Should I Use Raw Or Pasteurized Honey?
I recommend using pasteurized, filtered honey – the kind you typically find on the grocery shelf. This type of honey has been cleared of wild microbes and various solids that you do not want in your wine. If you do plan on using raw honey in your wine recipe, you will need to heat it up to 170°F. for a full 30 minutes along with some water. During this time you will also want to skim off the top whatever rises.
More Information On Using Honey In Wine Making
You can find more information on our website in the article, Wine Making With Honey. It gives a basic run-down of how honey has been used in wine over the years along with some basic honey recipes.

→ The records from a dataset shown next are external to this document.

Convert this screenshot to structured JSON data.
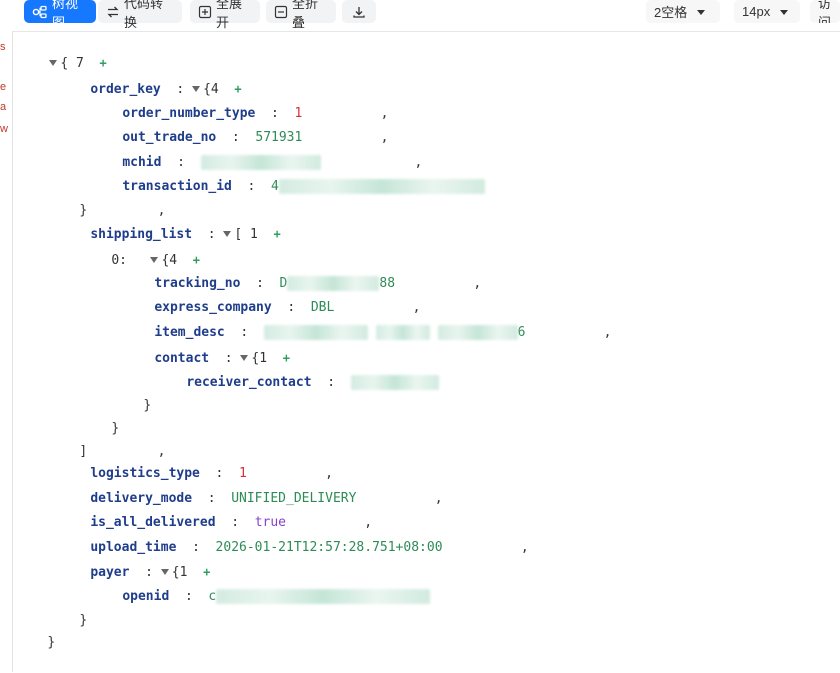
{
  "toolbar": {
    "tree_view": "树视图",
    "code_convert": "代码转换",
    "expand_all": "全展开",
    "collapse_all": "全折叠",
    "indent": "2空格",
    "font_size": "14px",
    "visit": "访问"
  },
  "gutter": {
    "c1": "s",
    "c2": "e",
    "c3": "a",
    "c4": "w"
  },
  "tree": {
    "root_brace": "{",
    "root_count": "7",
    "plus": "+",
    "colon": ":",
    "comma": ",",
    "close_brace": "}",
    "close_bracket": "]",
    "order_key": {
      "key": "order_key",
      "count": "4",
      "order_number_type": {
        "key": "order_number_type",
        "value": "1"
      },
      "out_trade_no": {
        "key": "out_trade_no",
        "value": "571931"
      },
      "mchid": {
        "key": "mchid"
      },
      "transaction_id": {
        "key": "transaction_id",
        "value_prefix": "4"
      }
    },
    "shipping_list": {
      "key": "shipping_list",
      "bracket": "[",
      "count": "1",
      "index0": "0:",
      "item_count": "4",
      "tracking_no": {
        "key": "tracking_no",
        "prefix": "D",
        "suffix": "88"
      },
      "express_company": {
        "key": "express_company",
        "value": "DBL"
      },
      "item_desc": {
        "key": "item_desc",
        "suffix": "6"
      },
      "contact": {
        "key": "contact",
        "count": "1",
        "receiver_contact": {
          "key": "receiver_contact"
        }
      }
    },
    "logistics_type": {
      "key": "logistics_type",
      "value": "1"
    },
    "delivery_mode": {
      "key": "delivery_mode",
      "value": "UNIFIED_DELIVERY"
    },
    "is_all_delivered": {
      "key": "is_all_delivered",
      "value": "true"
    },
    "upload_time": {
      "key": "upload_time",
      "value": "2026-01-21T12:57:28.751+08:00"
    },
    "payer": {
      "key": "payer",
      "count": "1",
      "openid": {
        "key": "openid",
        "prefix": "c"
      }
    }
  },
  "colors": {
    "accent": "#1677ff",
    "key": "#1f3d8a",
    "number": "#d9303a",
    "string": "#2e8b57",
    "boolean": "#8a3fd1"
  }
}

Using honey instead of sugar in your wine making is a fun way to add more interest depth, not only to your wines, but your wine making. It’s one more way to be creative in the enjoyable and rewarding hobby.
Ed Kraus is a 3rd generation home brewer/winemaker and has been an owner of E. C. Kraus since 1999. He has been helping individuals make better wine and beer for over 25 years.
Mr Kraus,I have been making Muscadine Wine for yrs. basically because I planted some awesome Patented Vines over 20 yrs.ago. I have discovered no matter what I add to My recipe starting out before adding yeast.When the wort is finish fermenting, My wines always end up dry with very little flavor.So I end up adding a small amount of potassium Sorbate& back sweetening with various things to get the flavor & taste I want.Is this normal? Thanks for your reply…Kenneth
Kenneth, it is perfectly normal for the wine to be dry when the fermentation is complete because the yeast has converted all of the sugar in the juice into alcohol. Back-sweetening the wine is a very common way to bring back the fruity flavors.
Very interesting info about adding flavours, as I tend to ferment all out and the wine tends to be sharp and flavourless
Great article on using honey in wine making. One thing I would say is use Raw filtered honey, you’ll be much happier with the results.
Want to know if a made a bad mistake? I was going off your wine recipe for muscadine wine, I was supposed to add yeast nutrient but I added yeast energizer,, will that be a problem or ruin the wine??
Leonard, it is perfectly fine that you used yeast energizer. The energizer actually contains yeast nutrient plus additional nutrients.
Would you be willing to post your recipe for that Raspberry Honey Zinfandel wine? PLEASE!!! The flavor profile sounds tremendous!!
Peter, you can just use any of our cans of Zinfandel concentrates and use the raspberry honey in place of sugar.
Hi, I’ve never made wine EVER… but, as the 2x vines in my garden have done incredibly well this year, I thought I’ll give it a go…
Now, I have 4kg of prepared Black grapes from one vine and need to know (bullet points please) what’s next?
How much honey, yeast,water etc do I need please?
….also maybe you could list bullet point instructions??
Lastly, when I pick my strawberry flavour grapes, do I use the exact same recipe and instructions please?
Julie, if you are making wine with grapes, I would take a look at the article posted below. It will go explain the process of making wine using grapes.
Making Wine With Grapes